First, came the expected gem that was the original crossover between the Dark Knight and the Heroes-in-a-Half-Shell. Then, their animated incarnations met in a wild and wacky adventure. Now, that first meetup gets a sequel – with the added challenge of high expectations. Does it deliver? Let’s find out.
Comic Review: Batman/Teenage Mutant Ninja Turtles II #1
(W) James Tynion IV, (A/C) Freddie E. Williams II
Perhaps the most surprising thing about the first crossover between the TMNT and Batman is how good it actually was. Sure, people expected to have a good time with it, but most never expected it to be more than middling in quality. However, writer James Tynion IV and artist Freddie E. Williams II rose to the challenge, defied expectations, and delivered a truly memorable event. They proved that an intercompany crossover could provide readers with more than just a passing novelty. But because of the success of the first series, the question now persists: can they recapture the magic? If this first issue is any indication, the answer is a firm “yes.”
One nice element of this miniseries is that it is not bound by the constraints of continuity. In fact, this series appears to pick up not long after the previous one concluded. For example, the Shredder is still alive and the Turtles live in the sewers with Splinter. Tynion and Williams make sure to throw some nods to the TMNT’s past, a nod to “City at War” being perhaps the most obvious one. But at the end of the day, Batman/TMNT II #1 is all about the story and character work. Tynion, a longtime veteran at DC Comics, does a very good job writing Batman, Robin, and the rest of the Gotham City crew. Where he continues to shine and impress is how well he handles the Ninja Turtles and their varying personalities.
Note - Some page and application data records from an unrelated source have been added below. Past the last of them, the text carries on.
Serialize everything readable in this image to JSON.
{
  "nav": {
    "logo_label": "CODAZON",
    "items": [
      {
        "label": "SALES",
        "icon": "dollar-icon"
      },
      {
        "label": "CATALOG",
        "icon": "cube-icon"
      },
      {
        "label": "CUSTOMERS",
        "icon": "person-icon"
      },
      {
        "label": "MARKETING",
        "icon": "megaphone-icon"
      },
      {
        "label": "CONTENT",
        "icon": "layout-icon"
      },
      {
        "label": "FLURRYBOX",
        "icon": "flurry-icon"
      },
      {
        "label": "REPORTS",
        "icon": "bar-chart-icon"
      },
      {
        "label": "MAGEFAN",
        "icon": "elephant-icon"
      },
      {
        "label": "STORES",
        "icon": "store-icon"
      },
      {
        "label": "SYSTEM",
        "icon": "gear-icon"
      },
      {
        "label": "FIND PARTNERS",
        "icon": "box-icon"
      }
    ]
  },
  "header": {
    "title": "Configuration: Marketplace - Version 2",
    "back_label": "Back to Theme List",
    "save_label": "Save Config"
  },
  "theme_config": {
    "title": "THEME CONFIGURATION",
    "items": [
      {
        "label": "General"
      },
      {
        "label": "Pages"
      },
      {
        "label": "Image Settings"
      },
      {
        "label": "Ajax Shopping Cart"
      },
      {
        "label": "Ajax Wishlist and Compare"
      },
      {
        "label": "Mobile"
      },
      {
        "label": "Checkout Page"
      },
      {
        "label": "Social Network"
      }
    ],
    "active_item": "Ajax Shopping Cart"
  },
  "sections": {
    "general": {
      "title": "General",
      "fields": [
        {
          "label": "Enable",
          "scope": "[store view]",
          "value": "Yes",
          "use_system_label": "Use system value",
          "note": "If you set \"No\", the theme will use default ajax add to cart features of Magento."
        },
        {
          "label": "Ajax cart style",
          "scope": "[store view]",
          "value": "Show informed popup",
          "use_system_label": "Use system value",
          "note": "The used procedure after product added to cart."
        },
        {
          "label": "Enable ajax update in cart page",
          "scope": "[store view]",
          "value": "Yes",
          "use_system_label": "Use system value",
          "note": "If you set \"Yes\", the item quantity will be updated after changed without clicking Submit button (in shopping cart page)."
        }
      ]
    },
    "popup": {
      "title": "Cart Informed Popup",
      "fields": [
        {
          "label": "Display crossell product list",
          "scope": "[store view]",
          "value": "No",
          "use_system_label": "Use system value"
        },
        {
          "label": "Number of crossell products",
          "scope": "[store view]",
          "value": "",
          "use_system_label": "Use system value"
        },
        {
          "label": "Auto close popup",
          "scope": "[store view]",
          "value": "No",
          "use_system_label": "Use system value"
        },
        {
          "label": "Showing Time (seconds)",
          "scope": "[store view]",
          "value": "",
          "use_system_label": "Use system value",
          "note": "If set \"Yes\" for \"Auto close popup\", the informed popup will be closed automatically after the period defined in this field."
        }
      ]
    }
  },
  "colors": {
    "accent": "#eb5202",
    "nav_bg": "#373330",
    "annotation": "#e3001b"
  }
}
The main focus of this issue, and the catalyst for these two properties to once again converge, is Donatello. In a team effort to break up a conflict between Karai and the Shedder’s Elite Foot, Donatello takes a beating. Not only is he physically bested, but he is emotionally broken. While Splinter tries to comfort him later, stating that no man can master everything, Donnie thinks back to the TMNT’s team-up with Batman, and how he appeared to have the smarts to match his physical acumen. This reason for the characters to crossover is one that anyone can identify with. We’ve all felt at some point that we just can’t do something, and thus we look to others for guidance. It’s also a refreshing to see them crossing over intentionally, rather than by some random act. Of course, things don’t go exactly as planned, but it wouldn’t be a TMNT story if it did.
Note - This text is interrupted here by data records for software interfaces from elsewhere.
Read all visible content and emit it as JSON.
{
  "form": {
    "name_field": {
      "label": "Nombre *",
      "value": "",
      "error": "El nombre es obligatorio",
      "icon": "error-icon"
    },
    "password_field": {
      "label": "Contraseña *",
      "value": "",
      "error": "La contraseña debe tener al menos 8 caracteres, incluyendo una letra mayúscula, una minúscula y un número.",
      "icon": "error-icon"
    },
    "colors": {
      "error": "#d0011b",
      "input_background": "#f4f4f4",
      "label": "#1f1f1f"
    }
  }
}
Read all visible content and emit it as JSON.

The artwork by Freddie E. Williams II is top notch. Obviously, his is a style that is wholly unique and his own, and not everyone is a fan of it. Some character proportions seem off. His coloring and shading make things appear artificial, but that’s what makes it work. It is the perfect blend Gotham grittiness with TMNT wackiness. Throughout the issue, readers can get lost examining the intricate details is pours into every panel.
Batman/TMNT II looks to be every bit as good as the first crossover was, if not better. James Tynion IV and Freddie E. Williams II have seemingly once again captured lightning in a bottle. This is a near-perfect first issue, and things only look to ramp up from here. This is a can’t-miss title.